Alabama state Senator Phil Williams has pre-filed a bill for the upcoming legislative session that targets the transgender community.

Williams' bill, titled the Alabama Privacy Act, would prohibit transgender people from using the bathroom of their choice. It would also require the presence of attendants in mixed-gender public bathrooms.

The bill requires: “Bathrooms, or changing facilities that are designed to be used by multiple persons at once, irrespective of their gender, that are staffed by an attendant stationed at the door of each rest room to monitor the appropriate use of the rest room and answer any questions or concerns posed by users.”

The bill calls for fines ranging from $2,000 to $3,500 to be imposed on public institutions that do not meet the requirement.

According to, the Alabama judiciary committee will consider the bill next month.

Alabama is among a handful of states gearing up to debate the issue as lawmakers return to work. Republicans in Texas and Virginia introduced similar bills last week, and several other states are looking at the issue.

The political calculus for backing such bills is difficult to comprehend given the backlash North Carolina received after Republicans there passed House Bill 2, the first state law in the nation to restrict transgender bathroom use. The law was unpopular with the public (only 32 percent supported it) and the governor who signed it, Pat McCrory, blamed it for his re-election loss.

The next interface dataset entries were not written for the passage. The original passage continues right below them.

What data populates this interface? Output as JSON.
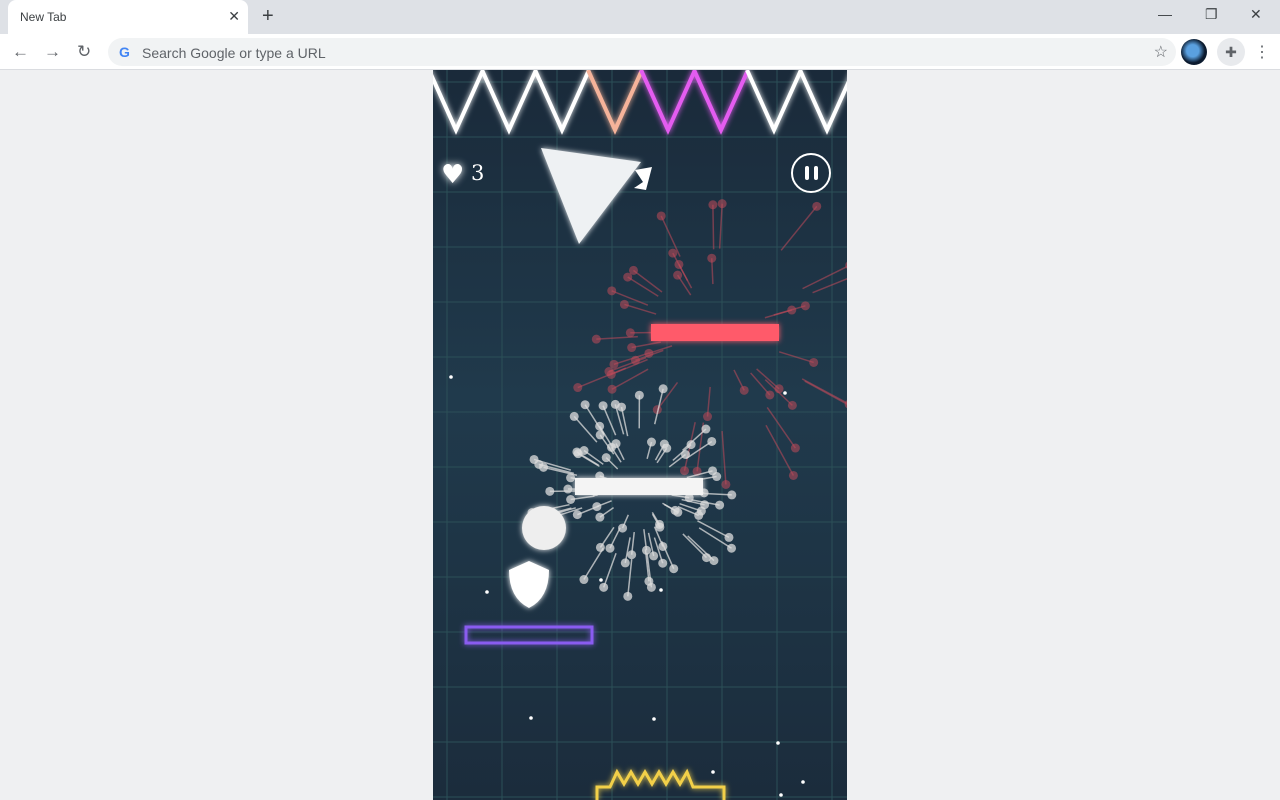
{
  "browser": {
    "tab_title": "New Tab",
    "omnibox_placeholder": "Search Google or type a URL"
  },
  "game": {
    "lives": "3",
    "colors": {
      "spike_white": "#ffffff",
      "spike_peach": "#f5b39a",
      "spike_magenta": "#e45cf0",
      "enemy_red": "#ff5a6a",
      "platform_purple": "#8a5cf0",
      "spring_yellow": "#f2d04a",
      "background": "#203a4c"
    },
    "top_spikes": [
      "white",
      "white",
      "white",
      "peach",
      "magenta",
      "magenta",
      "white",
      "white"
    ],
    "icons": {
      "lives": "heart-icon",
      "pause": "pause-icon",
      "shield": "shield-icon"
    }
  }
}
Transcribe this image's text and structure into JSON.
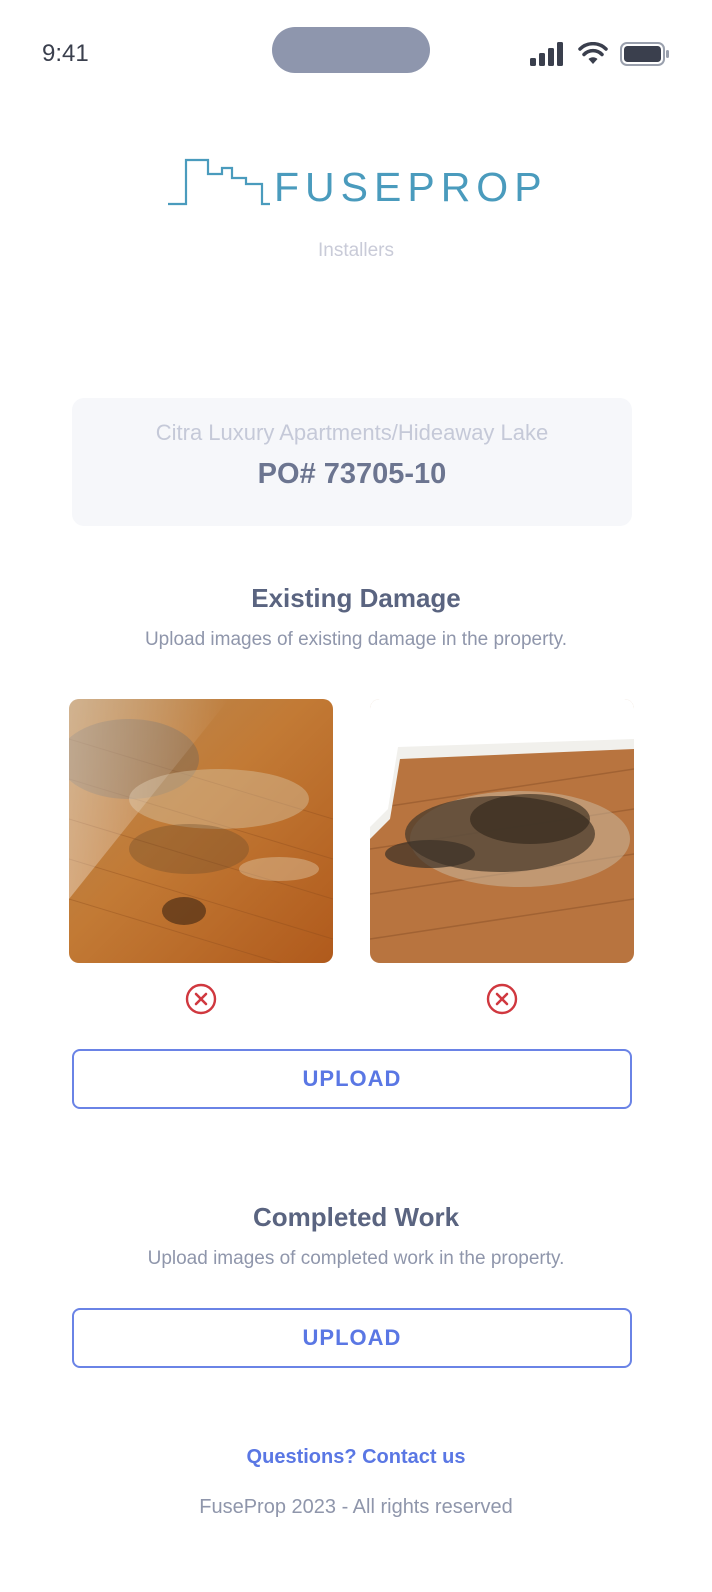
{
  "status_bar": {
    "time": "9:41"
  },
  "brand": {
    "logo_text": "FUSEPROP",
    "subtitle": "Installers"
  },
  "property": {
    "name": "Citra Luxury Apartments/Hideaway Lake",
    "po_number": "PO# 73705-10"
  },
  "existing_damage": {
    "title": "Existing Damage",
    "description": "Upload images of existing damage in the property.",
    "photos": [
      {
        "icon": "damaged-floor-photo-1"
      },
      {
        "icon": "damaged-floor-photo-2"
      }
    ],
    "upload_label": "UPLOAD"
  },
  "completed_work": {
    "title": "Completed Work",
    "description": "Upload images of completed work in the property.",
    "upload_label": "UPLOAD"
  },
  "footer": {
    "contact_label": "Questions? Contact us",
    "copyright": "FuseProp 2023 - All rights reserved"
  },
  "colors": {
    "accent": "#5a77e4",
    "logo": "#4a9bbd",
    "remove": "#d0383f",
    "text": "#5a6480"
  }
}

(Related: NC Gov. Roy Cooper reiterates commitment to repealing anti-LGBT law in inaugural address.)